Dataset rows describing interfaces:

★ ★ ★ ★ ★

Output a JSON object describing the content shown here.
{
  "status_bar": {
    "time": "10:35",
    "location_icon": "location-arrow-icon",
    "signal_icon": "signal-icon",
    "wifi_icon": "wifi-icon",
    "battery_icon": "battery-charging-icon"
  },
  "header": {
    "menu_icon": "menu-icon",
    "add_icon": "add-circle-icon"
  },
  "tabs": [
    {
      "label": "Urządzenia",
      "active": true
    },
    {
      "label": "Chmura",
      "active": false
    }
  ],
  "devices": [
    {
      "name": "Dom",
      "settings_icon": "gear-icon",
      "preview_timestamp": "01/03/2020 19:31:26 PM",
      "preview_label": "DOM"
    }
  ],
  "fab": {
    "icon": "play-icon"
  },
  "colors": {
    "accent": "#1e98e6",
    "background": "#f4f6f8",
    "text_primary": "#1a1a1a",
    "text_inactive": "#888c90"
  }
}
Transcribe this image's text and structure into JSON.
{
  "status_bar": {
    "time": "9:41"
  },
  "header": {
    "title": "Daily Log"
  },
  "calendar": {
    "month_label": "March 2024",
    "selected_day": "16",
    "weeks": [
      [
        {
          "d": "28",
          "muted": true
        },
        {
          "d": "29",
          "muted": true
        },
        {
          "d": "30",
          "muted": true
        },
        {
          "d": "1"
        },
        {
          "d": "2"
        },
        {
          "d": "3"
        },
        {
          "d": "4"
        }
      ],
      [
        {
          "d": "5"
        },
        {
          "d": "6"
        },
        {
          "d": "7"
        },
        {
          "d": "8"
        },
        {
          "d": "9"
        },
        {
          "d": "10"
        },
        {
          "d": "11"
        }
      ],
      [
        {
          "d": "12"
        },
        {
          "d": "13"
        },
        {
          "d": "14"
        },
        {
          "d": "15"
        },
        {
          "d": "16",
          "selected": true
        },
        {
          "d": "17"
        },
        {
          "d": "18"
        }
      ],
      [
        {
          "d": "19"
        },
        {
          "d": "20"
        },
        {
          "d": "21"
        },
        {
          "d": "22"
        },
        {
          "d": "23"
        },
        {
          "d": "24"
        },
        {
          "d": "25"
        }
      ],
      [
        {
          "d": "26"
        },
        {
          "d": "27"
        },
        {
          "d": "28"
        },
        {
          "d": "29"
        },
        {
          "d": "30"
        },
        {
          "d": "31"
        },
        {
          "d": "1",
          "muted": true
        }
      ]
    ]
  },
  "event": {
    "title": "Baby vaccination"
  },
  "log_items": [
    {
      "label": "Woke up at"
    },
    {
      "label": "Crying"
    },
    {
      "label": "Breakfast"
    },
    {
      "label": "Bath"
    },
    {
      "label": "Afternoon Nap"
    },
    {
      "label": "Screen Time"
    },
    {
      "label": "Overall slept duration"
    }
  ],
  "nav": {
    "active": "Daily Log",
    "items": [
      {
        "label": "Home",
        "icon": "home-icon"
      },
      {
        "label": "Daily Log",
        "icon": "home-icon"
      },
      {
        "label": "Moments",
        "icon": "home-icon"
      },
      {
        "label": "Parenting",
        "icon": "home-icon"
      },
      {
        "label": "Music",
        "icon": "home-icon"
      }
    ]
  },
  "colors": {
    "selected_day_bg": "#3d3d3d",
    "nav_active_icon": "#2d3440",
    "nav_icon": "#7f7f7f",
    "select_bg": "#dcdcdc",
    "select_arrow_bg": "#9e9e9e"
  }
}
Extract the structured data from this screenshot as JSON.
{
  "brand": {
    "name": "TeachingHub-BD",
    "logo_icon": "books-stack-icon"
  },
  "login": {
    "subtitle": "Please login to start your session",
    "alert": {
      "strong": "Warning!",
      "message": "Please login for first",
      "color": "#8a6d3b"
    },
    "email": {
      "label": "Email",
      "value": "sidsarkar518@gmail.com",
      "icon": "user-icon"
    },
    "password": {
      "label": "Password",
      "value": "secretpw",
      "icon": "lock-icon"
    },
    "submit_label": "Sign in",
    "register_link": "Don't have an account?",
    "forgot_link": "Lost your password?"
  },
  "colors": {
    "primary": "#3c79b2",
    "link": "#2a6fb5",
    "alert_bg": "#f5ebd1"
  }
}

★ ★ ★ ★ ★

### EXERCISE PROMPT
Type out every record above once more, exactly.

### RESPONSE BOX
Output a JSON object describing the content shown here.
{
  "status_bar": {
    "time": "10:35",
    "location_icon": "location-arrow-icon",
    "signal_icon": "signal-icon",
    "wifi_icon": "wifi-icon",
    "battery_icon": "battery-charging-icon"
  },
  "header": {
    "menu_icon": "menu-icon",
    "add_icon": "add-circle-icon"
  },
  "tabs": [
    {
      "label": "Urządzenia",
      "active": true
    },
    {
      "label": "Chmura",
      "active": false
    }
  ],
  "devices": [
    {
      "name": "Dom",
      "settings_icon": "gear-icon",
      "preview_timestamp": "01/03/2020 19:31:26 PM",
      "preview_label": "DOM"
    }
  ],
  "fab": {
    "icon": "play-icon"
  },
  "colors": {
    "accent": "#1e98e6",
    "background": "#f4f6f8",
    "text_primary": "#1a1a1a",
    "text_inactive": "#888c90"
  }
}
Transcribe this image's text and structure into JSON.
{
  "status_bar": {
    "time": "9:41"
  },
  "header": {
    "title": "Daily Log"
  },
  "calendar": {
    "month_label": "March 2024",
    "selected_day": "16",
    "weeks": [
      [
        {
          "d": "28",
          "muted": true
        },
        {
          "d": "29",
          "muted": true
        },
        {
          "d": "30",
          "muted": true
        },
        {
          "d": "1"
        },
        {
          "d": "2"
        },
        {
          "d": "3"
        },
        {
          "d": "4"
        }
      ],
      [
        {
          "d": "5"
        },
        {
          "d": "6"
        },
        {
          "d": "7"
        },
        {
          "d": "8"
        },
        {
          "d": "9"
        },
        {
          "d": "10"
        },
        {
          "d": "11"
        }
      ],
      [
        {
          "d": "12"
        },
        {
          "d": "13"
        },
        {
          "d": "14"
        },
        {
          "d": "15"
        },
        {
          "d": "16",
          "selected": true
        },
        {
          "d": "17"
        },
        {
          "d": "18"
        }
      ],
      [
        {
          "d": "19"
        },
        {
          "d": "20"
        },
        {
          "d": "21"
        },
        {
          "d": "22"
        },
        {
          "d": "23"
        },
        {
          "d": "24"
        },
        {
          "d": "25"
        }
      ],
      [
        {
          "d": "26"
        },
        {
          "d": "27"
        },
        {
          "d": "28"
        },
        {
          "d": "29"
        },
        {
          "d": "30"
        },
        {
          "d": "31"
        },
        {
          "d": "1",
          "muted": true
        }
      ]
    ]
  },
  "event": {
    "title": "Baby vaccination"
  },
  "log_items": [
    {
      "label": "Woke up at"
    },
    {
      "label": "Crying"
    },
    {
      "label": "Breakfast"
    },
    {
      "label": "Bath"
    },
    {
      "label": "Afternoon Nap"
    },
    {
      "label": "Screen Time"
    },
    {
      "label": "Overall slept duration"
    }
  ],
  "nav": {
    "active": "Daily Log",
    "items": [
      {
        "label": "Home",
        "icon": "home-icon"
      },
      {
        "label": "Daily Log",
        "icon": "home-icon"
      },
      {
        "label": "Moments",
        "icon": "home-icon"
      },
      {
        "label": "Parenting",
        "icon": "home-icon"
      },
      {
        "label": "Music",
        "icon": "home-icon"
      }
    ]
  },
  "colors": {
    "selected_day_bg": "#3d3d3d",
    "nav_active_icon": "#2d3440",
    "nav_icon": "#7f7f7f",
    "select_bg": "#dcdcdc",
    "select_arrow_bg": "#9e9e9e"
  }
}
Extract the structured data from this screenshot as JSON.
{
  "brand": {
    "name": "TeachingHub-BD",
    "logo_icon": "books-stack-icon"
  },
  "login": {
    "subtitle": "Please login to start your session",
    "alert": {
      "strong": "Warning!",
      "message": "Please login for first",
      "color": "#8a6d3b"
    },
    "email": {
      "label": "Email",
      "value": "sidsarkar518@gmail.com",
      "icon": "user-icon"
    },
    "password": {
      "label": "Password",
      "value": "secretpw",
      "icon": "lock-icon"
    },
    "submit_label": "Sign in",
    "register_link": "Don't have an account?",
    "forgot_link": "Lost your password?"
  },
  "colors": {
    "primary": "#3c79b2",
    "link": "#2a6fb5",
    "alert_bg": "#f5ebd1"
  }
}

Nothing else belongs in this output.